Anderson said bands will be able to choose prioritization for "traditional healers/knowledge keepers" based on their own cultural practice, and that many have roles in medicine such as praying, administering medicines and touching people who are ill.

She also said the groups being prioritized could shift with medical outcomes, for example, if youths or people from southern reserves suddenly make up a large number of hospitalizations.

Both doctors said the province intends to take First Nations representation into account when it prioritizes congregate living facilities for shots, such as jails, homeless shelters and some care homes.

Anderson noted that overcrowded homes in First Nations communities mean that people living on a reserve who are exposed to someone with COVID-19 are roughly four times as likely to get infected compared with someone in the general population who is exposed to a COVID carrier.

Dr. Marcia Anderson (right), vice dean, Indigenous Health and public health lead for the Manitoba First Nation Pandemic Response and Co-ordination Team and Dr. Joss Reimer (left), medical lead, Manitoba’s Vaccination Implementation Task Force at Monday's press conference. (Mike Deal / Winnipeg Free Press)

Dr. Marcia Anderson (right), vice dean, Indigenous Health and public health lead for the Manitoba First Nation Pandemic Response and Co-ordination Team and Dr. Joss Reimer (left), medical lead, Manitoba’s Vaccination Implementation Task Force at Monday's press conference. (Mike Deal / Winnipeg Free Press)

First Nations communities tend to have limited health-care services and a higher instance of diseases that make COVID-19 worse, such as diabetes and asthma.

The youngest Manitoban to die of COVID-19 to date was a First Nations boy under the age of 10.

"We know that there are many factors related to colonization and systemic racism that have led to this heightened risk," Anderson said.

No vaccine exodus to reserves: doctors

Premier Brian Pallister’s worst fears of First Nations storming their home reserves to get vaccinated have not come to pass, doctors said Monday.

“We have actually not seen a rush of people going back to their First Nations communities,” Dr. Marcia Anderson, a medical officer of health, said Monday.

On Dec. 1, 2020, Pallister said he had concerns that people in cities with band membership in remote communities would fly home to get a jab earlier, thus possibly exposing relatives to COVID-19.

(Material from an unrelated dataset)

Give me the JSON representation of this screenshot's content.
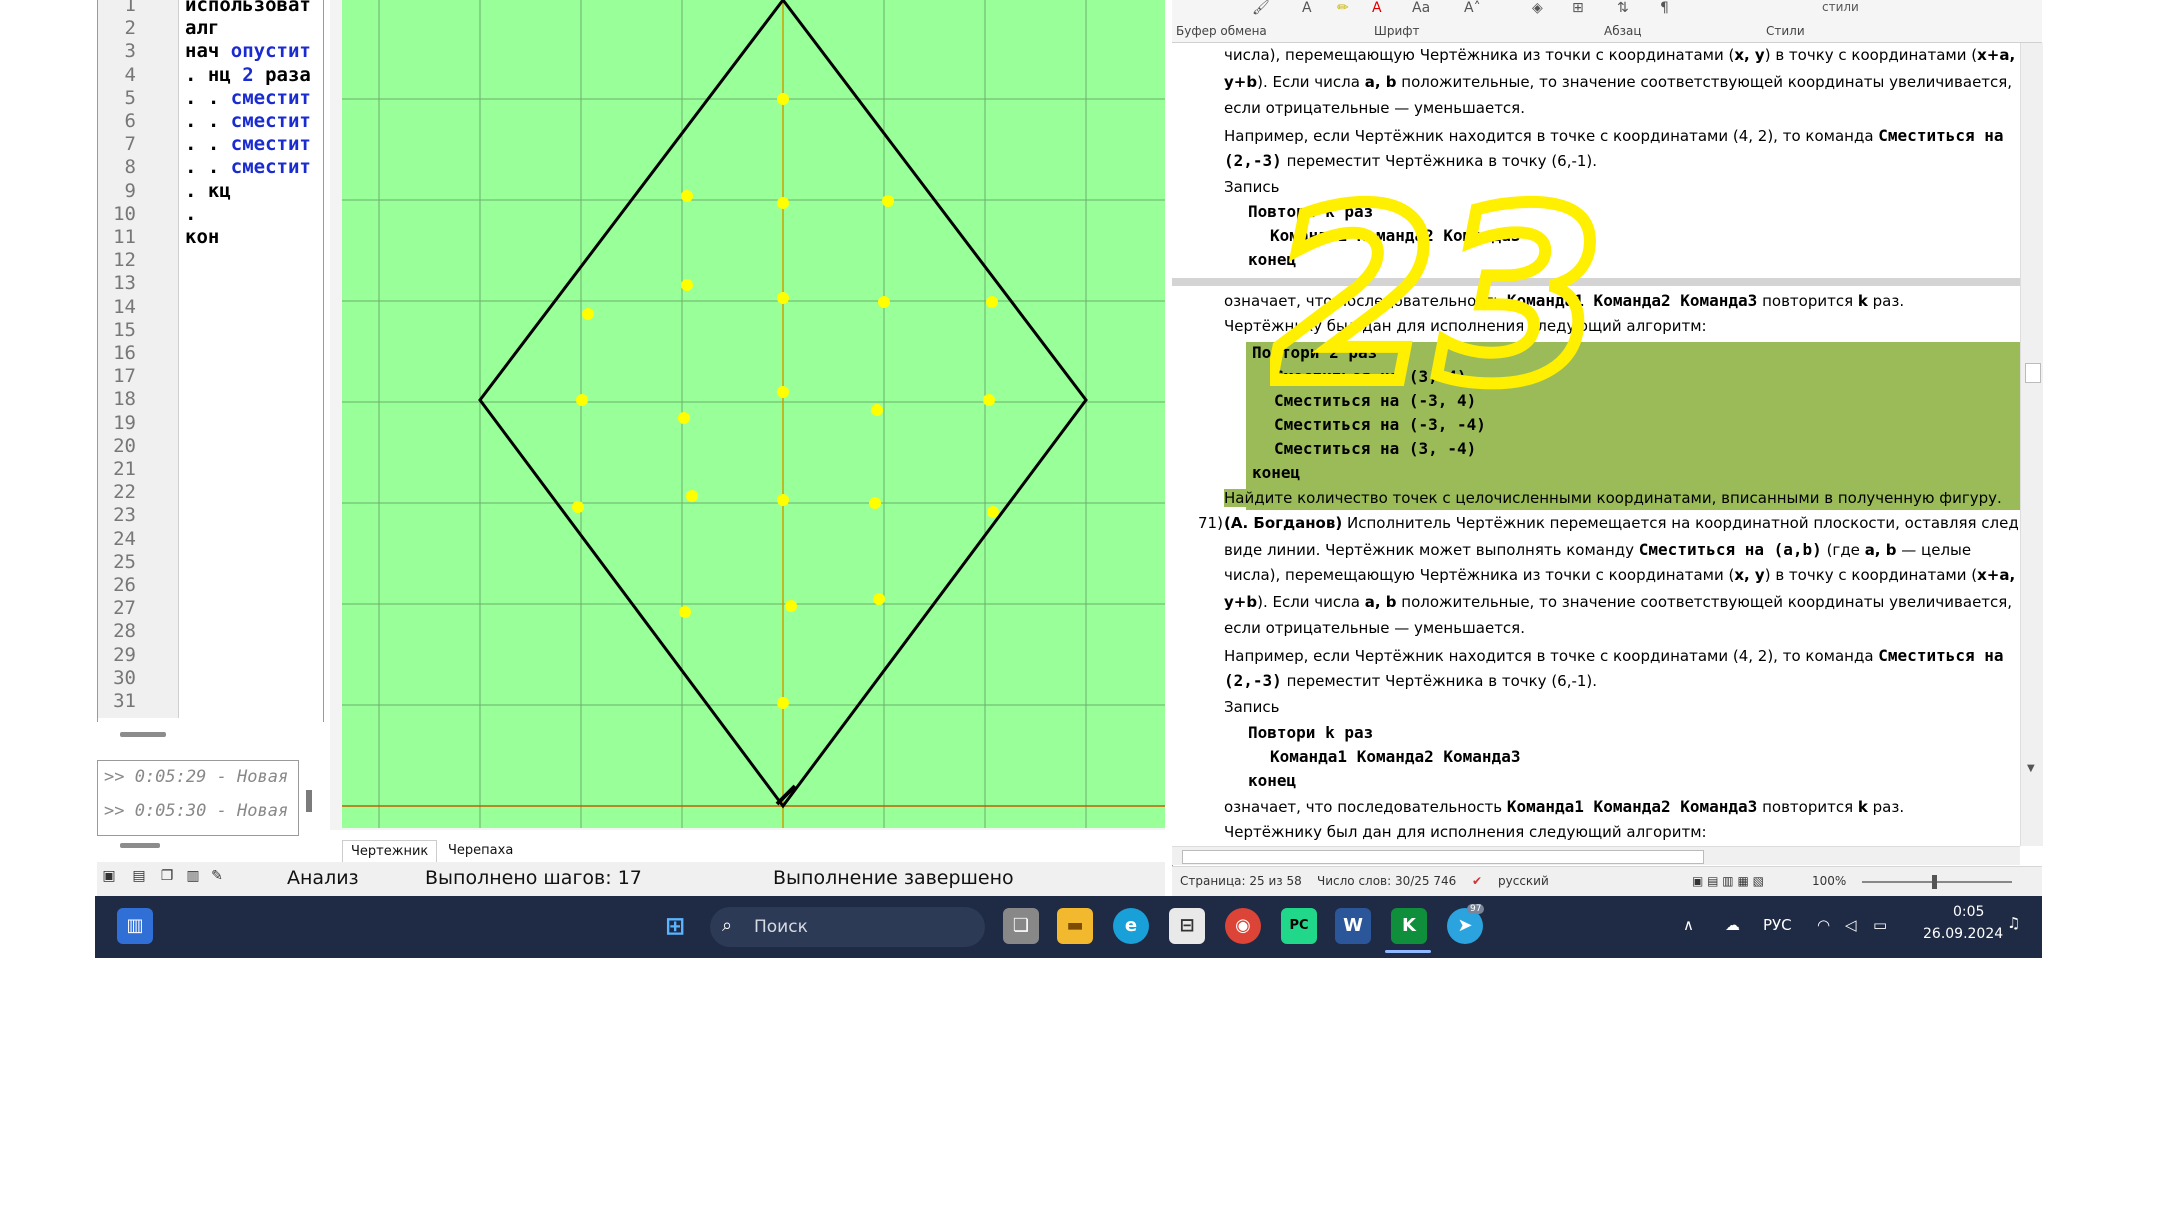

Premier Brian Pallister’s worst fears of First Nations storming their home reserves to get vaccinated have not come to pass, doctors said Monday. 

“We have actually not seen a rush of people going back to their First Nations communities,” Dr. Marcia Anderson, a medical officer of health, said Monday.

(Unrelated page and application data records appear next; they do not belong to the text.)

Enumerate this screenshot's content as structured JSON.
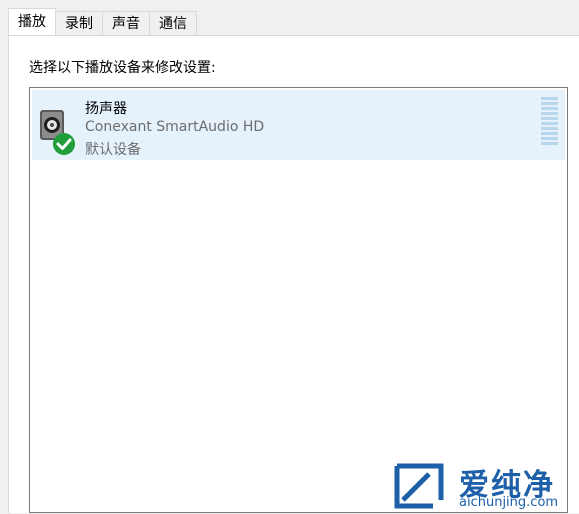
{
  "tabs": [
    {
      "label": "播放",
      "active": true
    },
    {
      "label": "录制",
      "active": false
    },
    {
      "label": "声音",
      "active": false
    },
    {
      "label": "通信",
      "active": false
    }
  ],
  "instruction": "选择以下播放设备来修改设置:",
  "devices": [
    {
      "name": "扬声器",
      "description": "Conexant SmartAudio HD",
      "status": "默认设备",
      "icon": "speaker-icon",
      "default": true,
      "selected": true,
      "level": 0
    }
  ],
  "watermark": {
    "brand": "爱纯净",
    "url": "aichunjing.com"
  },
  "colors": {
    "selection": "#e5f1fb",
    "meter": "#b8d6ec",
    "check": "#1f9e3b",
    "watermark": "#1d5fa8"
  }
}
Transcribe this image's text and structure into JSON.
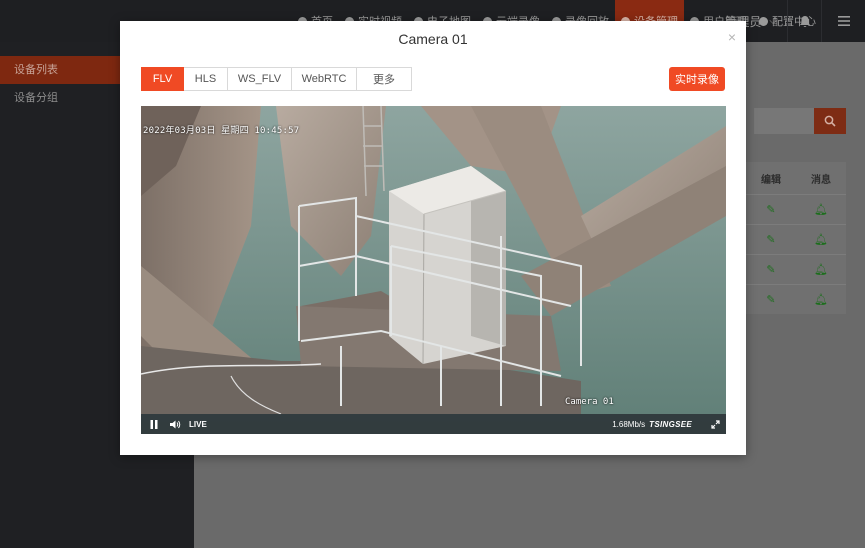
{
  "topbar": {
    "nav_items": [
      {
        "label": "首页",
        "active": false
      },
      {
        "label": "实时视频",
        "active": false
      },
      {
        "label": "电子地图",
        "active": false
      },
      {
        "label": "云端录像",
        "active": false
      },
      {
        "label": "录像回放",
        "active": false
      },
      {
        "label": "设备管理",
        "active": true
      },
      {
        "label": "用户管理",
        "active": false
      },
      {
        "label": "配置中心",
        "active": false
      }
    ],
    "user_label": "管理员",
    "user_chevron": "⌵"
  },
  "sidebar": {
    "items": [
      {
        "label": "设备列表",
        "active": true
      },
      {
        "label": "设备分组",
        "active": false
      }
    ]
  },
  "background_table": {
    "headers": [
      "编辑",
      "消息"
    ],
    "row_count": 4
  },
  "modal": {
    "title": "Camera 01",
    "close_symbol": "×",
    "tabs": [
      {
        "label": "FLV",
        "active": true
      },
      {
        "label": "HLS",
        "active": false
      },
      {
        "label": "WS_FLV",
        "active": false
      },
      {
        "label": "WebRTC",
        "active": false
      },
      {
        "label": "更多",
        "active": false
      }
    ],
    "record_button": "实时录像"
  },
  "player": {
    "osd_timestamp": "2022年03月03日  星期四  10:45:57",
    "osd_camera_name": "Camera 01",
    "live_label": "LIVE",
    "bitrate": "1.68Mb/s",
    "brand": "TSINGSEE"
  },
  "colors": {
    "accent": "#f04a24",
    "topbar_bg": "#1e1f22",
    "sidebar_bg": "#1f2023"
  }
}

On Dec. 1, 2020, Pallister said he had concerns that people in cities with band membership in remote communities would fly home to get a jab earlier, thus possibly exposing relatives to COVID-19.

His comments riled First Nations chiefs.

Two months later, vaccine medical head Dr. Joss Reimer said Monday she hadn’t heard of individuals going into reserves to get shots.

Anderson noted that First Nations people are “highly mobile,” often having a residence both on the reserve and in cities like Winnipeg or Thompson, so some may have gotten the jab and returned to their other home.

“But have not heard about mass movement from urban areas to First Nations communities for these purposes.”

—Dylan Robertson

Monday’s announcement did not pertain to Métis or Inuit people. The doctors mentioned possibly rolling out vaccination sites in First Nations communities, but there is no plan to do so in locations with large Métis populations.

The Trudeau government has asked Manitoba to put Métis people on the vaccine task force, where First Nations leaders sit. Instead, the Manitoba Metis Federation has been invited only to look at communications around hesitancy, and how to get people to large immunization sites.

The Pallister government insists it wants to include all Indigenous people, and the premier said he’s pushed to have Ottawa deliver doses earlier so vulnerable Métis people get immunized.

Yet NDP MLA Ian Bushie, the critic for indigenous issues, said the premier had focused too much on "dog-whistle politics."

dylan.robertson@freepress.mb.ca